Capturing is equivalent to shell backquotes aka command substitution (but sh cannot capture stderr separate from stdout):

$ out=`echo -n foo`
$ outerr=$(echo -n foo; echo -n bar 2>&1 >&2)

extproc.cmd, and extproc.pipe are safe shortcuts that setup the capture of the child(ren)'s stdout, then read and close it, e,g.

>>> sh('echo -n foo')

The following finds files modified in the last 30 minutes and pipes to dmenu(1) to select a single item:

>>> item = pipe(Cmd('find -mmin +30'), Cmd('dmenu'))

I/O redirection

I/O redirections are performed by specifying a fd argument which should be a dict mapping a subset of file descriptors [0, 1, 2] to either open files, strings, or existing file descriptors, e.g.

>>> sh('echo -n foo; echo -n bar >&2', fd={2: 1})

The following append the child's stdout to the file 'abc' (equiv. to echo foo >> abc)

>>> sh('echo foo', {1: open('abc', 'a')})

os.devnull (which is just the string '/dev/null' on Unix) also works:

>>> Sh('echo -n ERROR >&2; echo bogus stuff', {1: os.devnull}).capture(2)

In fact you can pass in fd=SILENCE, which will send everything straight to hell, hmm... I mean /dev/null.


See docstrings for now.


The main interpreter process had better be a single thread, since forking multithreaded programs is not well understood by mortals. [3]

It is not a good idea to reuse Cmd's objects.


capture() use temporary files and is synchronous.
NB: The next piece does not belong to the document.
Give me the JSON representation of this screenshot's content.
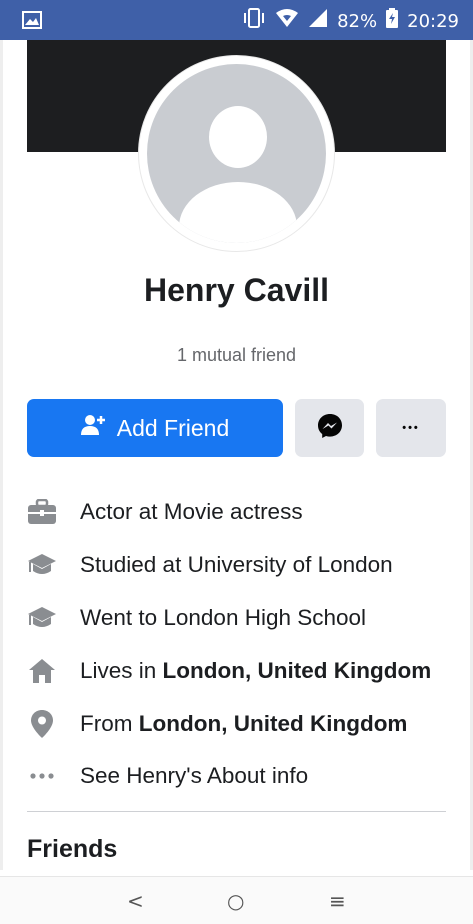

It might be worth adding an async=True option to use PIPE for client code that knows what it is doing.

It is really too bad that subprocess does not support full I/O redirection.

See also: ./TODO


[1] sh(1) --

[2] The Scheme Shell --